Chloe Fisher, author, senior midwife and lactation advisor at the breastfeeding clinic at Oxford (15) suggests that 60% of women who “fail” to breastfeed have suffered mismanagement by health professionals. She is quoted (16) as saying:
“The history of what has happened in breastfeeding is mind blowing. Men invented rules for breastfeeding, with no clue of how the process works. The art of breastfeeding has been all but lost. Most of the information women are now given is complete poppycock, based on the teaching at the turn of the century, which supposed the breast was a bottle. Health Professionals don’t realise how desperately the women in their care need information and support.”
However, research is now becoming increasingly clear that artificial milk is not the same as human breastmilk. Although it is nutritionally sufficient, health sequalae from its use are being recognised.
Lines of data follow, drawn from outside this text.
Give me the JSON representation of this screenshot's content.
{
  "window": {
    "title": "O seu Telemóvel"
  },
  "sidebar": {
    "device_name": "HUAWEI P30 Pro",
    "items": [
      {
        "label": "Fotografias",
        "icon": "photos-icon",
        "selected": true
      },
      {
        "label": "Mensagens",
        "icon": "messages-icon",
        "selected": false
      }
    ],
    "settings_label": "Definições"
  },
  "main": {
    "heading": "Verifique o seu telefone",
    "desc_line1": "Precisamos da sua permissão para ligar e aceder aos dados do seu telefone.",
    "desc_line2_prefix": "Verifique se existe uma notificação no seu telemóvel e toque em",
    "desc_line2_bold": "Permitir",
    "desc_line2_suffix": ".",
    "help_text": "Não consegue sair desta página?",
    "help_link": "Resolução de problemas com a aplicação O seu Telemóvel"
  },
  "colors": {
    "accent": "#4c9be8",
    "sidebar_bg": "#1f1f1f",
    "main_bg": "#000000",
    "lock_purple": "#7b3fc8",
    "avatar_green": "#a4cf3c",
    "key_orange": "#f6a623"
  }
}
The commercial needs of the manufacturers continue to drive development of “improved” and specialised formula, marketed to healthcare professionals as fulfilling a need for their clientele. The advertisement of formula for infants under four months of age (defined as breastmilk substitutes) directly to mothers and carers is banned under “The infant formula and follow-on formula regulations”. However the companies are permitted to advertise so called follow- on formulas – to be introduced after four months of age and to offer help lines allowing contact with mothers. An increasing number of specialised formulas continue to be developed aimed at healthcare professionals. The evidence of benefit of these products is however hard to determine.
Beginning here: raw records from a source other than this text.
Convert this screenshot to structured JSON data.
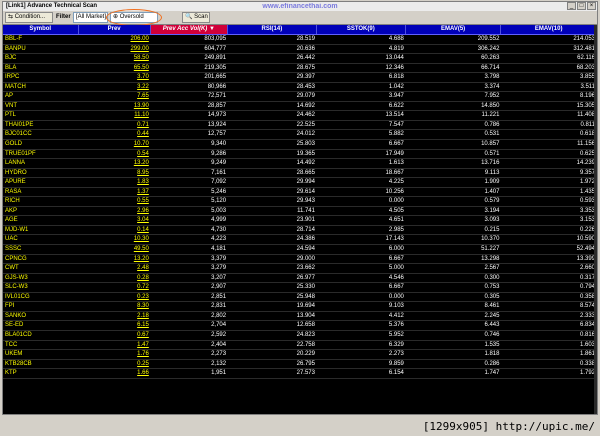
{
  "window": {
    "title": "[Link1] Advance Technical Scan",
    "watermark": "www.efinancethai.com"
  },
  "toolbar": {
    "condition_label": "Condition...",
    "filter_label": "Filter :",
    "filter_value": "[All Market]",
    "preset_value": "Oversold",
    "scan_label": "Scan"
  },
  "table": {
    "columns": [
      "Symbol",
      "Prev",
      "Prev Acc Vol(K)",
      "RSI(14)",
      "SSTOK(9)",
      "EMAV(5)",
      "EMAV(10)"
    ],
    "rows": [
      [
        "BBL-F",
        "206.00",
        "803,095",
        "28.519",
        "4.688",
        "209.552",
        "214.053"
      ],
      [
        "BANPU",
        "299.00",
        "604,777",
        "20.636",
        "4.819",
        "306.242",
        "312.481"
      ],
      [
        "BJC",
        "58.50",
        "249,891",
        "26.442",
        "13.044",
        "60.263",
        "62.116"
      ],
      [
        "BLA",
        "65.50",
        "219,305",
        "28.675",
        "12.346",
        "66.714",
        "68.203"
      ],
      [
        "IRPC",
        "3.70",
        "201,665",
        "29.397",
        "6.818",
        "3.798",
        "3.855"
      ],
      [
        "MATCH",
        "3.22",
        "80,966",
        "28.453",
        "1.042",
        "3.374",
        "3.511"
      ],
      [
        "AP",
        "7.65",
        "72,571",
        "29.079",
        "3.947",
        "7.952",
        "8.196"
      ],
      [
        "VNT",
        "13.90",
        "28,857",
        "14.692",
        "6.622",
        "14.850",
        "15.305"
      ],
      [
        "PTL",
        "11.10",
        "14,973",
        "24.462",
        "13.514",
        "11.221",
        "11.408"
      ],
      [
        "THAI01PE",
        "0.71",
        "13,924",
        "22.525",
        "7.547",
        "0.786",
        "0.811"
      ],
      [
        "BJC01CC",
        "0.44",
        "12,757",
        "24.012",
        "5.882",
        "0.531",
        "0.618"
      ],
      [
        "GOLD",
        "10.70",
        "9,340",
        "25.803",
        "6.667",
        "10.857",
        "11.156"
      ],
      [
        "TRUE01PF",
        "0.54",
        "9,286",
        "19.365",
        "17.949",
        "0.571",
        "0.625"
      ],
      [
        "LANNA",
        "13.20",
        "9,249",
        "14.492",
        "1.613",
        "13.716",
        "14.239"
      ],
      [
        "HYDRO",
        "8.95",
        "7,161",
        "28.665",
        "18.667",
        "9.113",
        "9.357"
      ],
      [
        "APURE",
        "1.83",
        "7,092",
        "29.994",
        "4.225",
        "1.909",
        "1.972"
      ],
      [
        "RASA",
        "1.37",
        "5,246",
        "29.614",
        "10.256",
        "1.407",
        "1.435"
      ],
      [
        "RICH",
        "0.55",
        "5,120",
        "29.943",
        "0.000",
        "0.579",
        "0.593"
      ],
      [
        "AKP",
        "2.96",
        "5,003",
        "11.741",
        "4.505",
        "3.194",
        "3.353"
      ],
      [
        "AGE",
        "3.04",
        "4,999",
        "23.901",
        "4.651",
        "3.093",
        "3.153"
      ],
      [
        "MJD-W1",
        "0.14",
        "4,730",
        "28.714",
        "2.985",
        "0.215",
        "0.226"
      ],
      [
        "UAC",
        "10.30",
        "4,223",
        "24.386",
        "17.143",
        "10.370",
        "10.590"
      ],
      [
        "SSSC",
        "49.50",
        "4,181",
        "24.594",
        "6.000",
        "51.227",
        "52.494"
      ],
      [
        "CPNCG",
        "13.20",
        "3,379",
        "29.000",
        "6.667",
        "13.298",
        "13.399"
      ],
      [
        "CWT",
        "2.48",
        "3,279",
        "23.662",
        "5.000",
        "2.567",
        "2.660"
      ],
      [
        "GJS-W3",
        "0.28",
        "3,207",
        "26.977",
        "4.546",
        "0.300",
        "0.317"
      ],
      [
        "SLC-W3",
        "0.72",
        "2,907",
        "25.330",
        "6.667",
        "0.753",
        "0.794"
      ],
      [
        "IVL01CG",
        "0.23",
        "2,851",
        "25.948",
        "0.000",
        "0.305",
        "0.358"
      ],
      [
        "FPI",
        "8.30",
        "2,831",
        "19.694",
        "9.103",
        "8.461",
        "8.574"
      ],
      [
        "SANKO",
        "2.18",
        "2,802",
        "13.904",
        "4.412",
        "2.245",
        "2.333"
      ],
      [
        "SE-ED",
        "6.15",
        "2,704",
        "12.658",
        "5.376",
        "6.443",
        "6.834"
      ],
      [
        "BLA01CD",
        "0.67",
        "2,592",
        "24.823",
        "5.952",
        "0.746",
        "0.816"
      ],
      [
        "TCC",
        "1.47",
        "2,404",
        "22.758",
        "6.329",
        "1.535",
        "1.603"
      ],
      [
        "UKEM",
        "1.76",
        "2,273",
        "20.229",
        "2.273",
        "1.818",
        "1.861"
      ],
      [
        "KTB28CB",
        "0.25",
        "2,132",
        "26.795",
        "9.859",
        "0.286",
        "0.338"
      ],
      [
        "KTP",
        "1.66",
        "1,951",
        "27.573",
        "6.154",
        "1.747",
        "1.792"
      ]
    ]
  },
  "caption": "[1299x905] http://upic.me/"
}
- Wood C, Walker-Smith J MacKeith’s Infant feeding and feeding difficulties Churchill Livingstone 1981
- Toubas PL Dr Pierre Budin: Promoter of Breastfeeding in 19th Century France. Breastfeeding Medicine 2007;2(1):45-49
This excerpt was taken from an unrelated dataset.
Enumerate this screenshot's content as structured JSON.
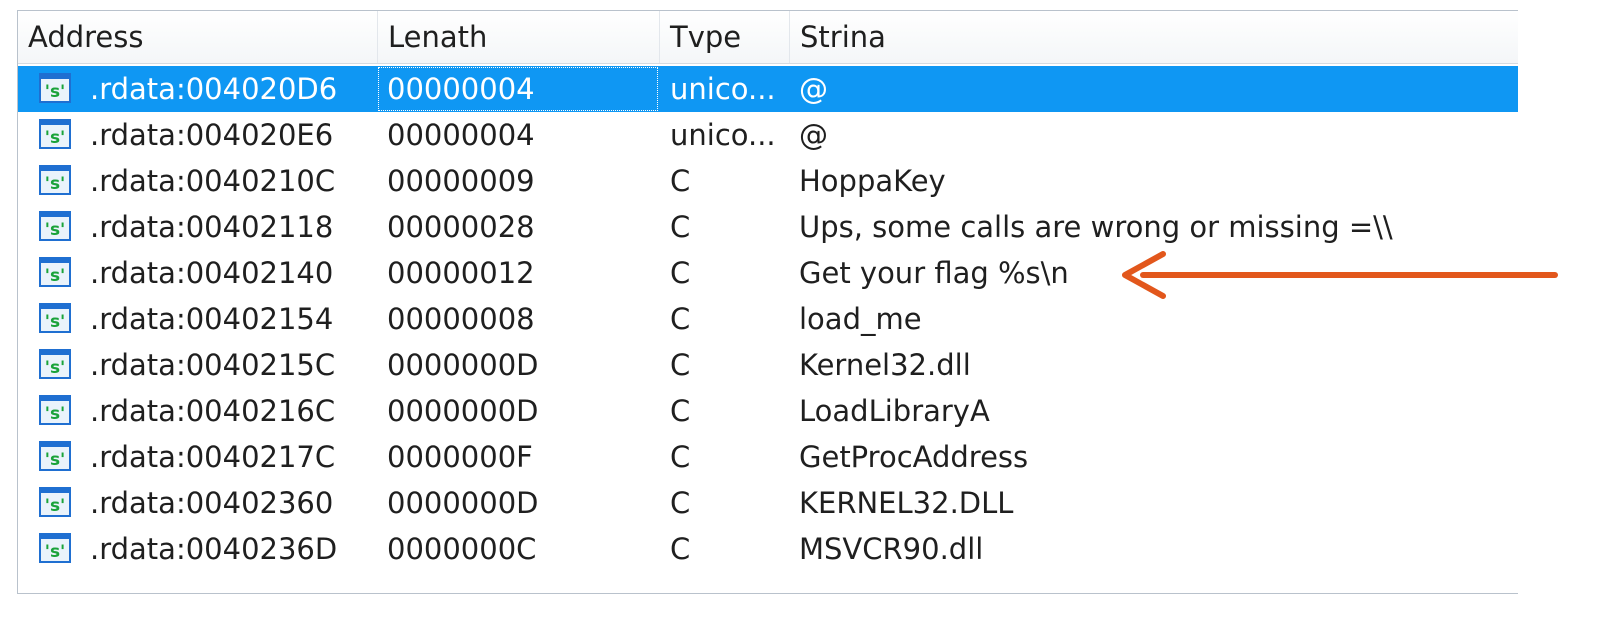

- Fomon SJ Infant Feeding in the 20th Century: Formula and Beikost. Journal of Nutrition. 2001;131:409S-420S
- S Frossell. If Breast is Best then what is the problem? Br. J. of Midwifery 1998;6(5):316-9
- Garforth S Garcia J., Breastfeeding Policies in Practice – no wonder they get confused . Midwifery 1989 ; 5(2):75-83.
- Truby King M. Mothercraft. Whitcomb and Tombs. Melbourne 1938
- Spock B. Dr Spock’s Baby and Child Care ; Simon and Schuster, London 1946
- McConville B. Mixed Messages; Our breasts in our lives. London 1994
- Price Altered body image in pregnancy. Br. J. Midwifery 1996; 1(3):142-146
- Morgan J. Debretts’ new guide to etiquette and modern Manners. August 1999
- Jamieson L. Educating for successful breastfeeding; Br. J. Midwifery 1995;3(10):535-539
- Fisher C. How did we go wrong with breast feeding? Midwifery 1985;1:48-51
- Welford Breastfeeding; Promoting good practice ; Modern Midwife 1995; 5(11):29-30
- Dykes Valuing breastfeeding in midwifery education . Br J Midwifery 1995;3(10): 544-7
- personal communication
- McConville B. Mixed Messages; Our breasts in our lives. Penguin London 1994
Bibliography the history of child nutrition
Christina Hardyment . Perfect Parents: Baby-care Advice from Past to Present. Oxford Paperbacks 2nd Ed 1995
Minchin M. Breastfeeding Matters: What We Need to Know About Infant Feeding . Unwin Hyman 1985